That book has been a laugh line for two decades and a shorthand among conservatives for what they see as the collectivist impulses of the Democratic left. But in the past 20 years, Clinton’s once-derided concept has gone mainstream.
Barack Obama handily won re-election as Republicans tried to punish him for saying of private businesses, “you didn’t build that.” This is the era in which “government is the name we give to the things we do together.”
While it was an unsurprisingly liberal domestic plan, Clinton had a few goodies for moderate to conservative voters as she discussed her willingness to negotiate on topics, offered words of implicit praise for Ronald Reagan and extolled John McCain’s heroism.
And, with the help of an all-star cast of military leaders and families of troops killed in action, looked abroad too. Without overtly criticizing her old boss, Obama, she suggested a more vigorous, more aggressive foreign policy.
Trump, she said, was for pulling back from the world and temperamentally unfit for the presidency. “A man you can bait with a tweet is not a man we can trust with nuclear weapons,” she warned.
Her juxtaposition was between her vision of, ahem, organized communities at home and stability and order abroad with what she called the “bigotry and bombast” of Trump” who she said wants “to divide us - from the rest of the world, and from each other.”
Rather than making America great again, Clinton said that under her leadership, “America will be greater than ever.”
It was a good speech, especially graded on a curve. The stakes were high and Clinton is no great orator. But she did what she needed to do.
She excelled especially in her ascendency to her status as historical figure in her own right. When the speech was over and America expected to see her husband shuffle out on stage, there was her lutrine-looking junior partner, Sen. Tim Kaine. She’s the boss, applesauce.
What remains to be seen, though, is whether her idea to embrace making the election a referendum on Trump is a good idea.

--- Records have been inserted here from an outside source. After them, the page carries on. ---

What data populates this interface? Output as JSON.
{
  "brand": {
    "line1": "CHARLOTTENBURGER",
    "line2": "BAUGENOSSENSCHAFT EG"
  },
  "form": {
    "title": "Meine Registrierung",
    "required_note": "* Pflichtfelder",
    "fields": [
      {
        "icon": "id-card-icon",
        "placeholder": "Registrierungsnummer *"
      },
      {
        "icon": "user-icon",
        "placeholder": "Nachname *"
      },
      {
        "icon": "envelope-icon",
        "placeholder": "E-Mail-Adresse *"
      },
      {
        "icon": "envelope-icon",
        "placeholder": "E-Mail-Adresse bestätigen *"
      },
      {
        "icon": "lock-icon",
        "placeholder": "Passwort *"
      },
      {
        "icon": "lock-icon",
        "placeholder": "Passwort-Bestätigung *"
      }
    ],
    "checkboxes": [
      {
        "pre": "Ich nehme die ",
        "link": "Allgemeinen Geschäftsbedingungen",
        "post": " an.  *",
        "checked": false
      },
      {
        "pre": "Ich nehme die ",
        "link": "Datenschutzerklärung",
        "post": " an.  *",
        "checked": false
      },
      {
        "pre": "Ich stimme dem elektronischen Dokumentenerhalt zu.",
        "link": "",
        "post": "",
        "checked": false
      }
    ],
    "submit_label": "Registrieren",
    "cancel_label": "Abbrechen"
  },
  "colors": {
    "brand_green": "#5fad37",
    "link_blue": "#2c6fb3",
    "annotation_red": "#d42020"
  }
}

The race is essentially tied, with a slight lean toward Clinton. Her assumption is that as Americans consider the ramifications of having Trump come crashing into Washington and the wider world, voters will flood toward her.
But what if they don’t? What was once shocking from Trump has become a normal part of the political discourse. The insults and the tossed-off lines about major policy issues don’t crackle or sting the way they once did. Trump is the new normal.
Attacking Trump for stiffing investors and vendors, Clinton said that his presidential pitch was essentially the same as it was to those who got burned in business with the celebrity developer: “Put your faith in him – and you'll win big.”
Now it’s Clinton herself who has a lot riding on Trump as we head into the heat of the general election season.
[Power Play: Last round from Philly - Who better to wrap the Democrats and our week in Philly than with our own Senior Political Correspondent Mike Emanuel and RCP’s Associate Editor A.B. Stoddard? The panel breaks down whether Dems can come to reluctant acceptance of their nominee after seeing the barnstorm primary Republicans had to get the guy they wanted. WATCH HERE.]
Chris Stirewalt is digital politics editor for Fox News. Sally Persons contributed to this report. Want FOX News Halftime Report in your inbox every day? Sign up here.
Chris Stirewalt joined Fox News Channel (FNC) in July of 2010 and serves as digital politics editor based in Washington, D.C. Additionally, he authors the daily "Fox News First" political news note and hosts "Power Play," a feature video series, on FoxNews.com. Stirewalt makes frequent appearances on the network, including "The Kelly File," "Special Report with Bret Baier," and "Fox News Sunday with Chris Wallace." He also provides expert political analysis for Fox News coverage of state, congressional and presidential elections.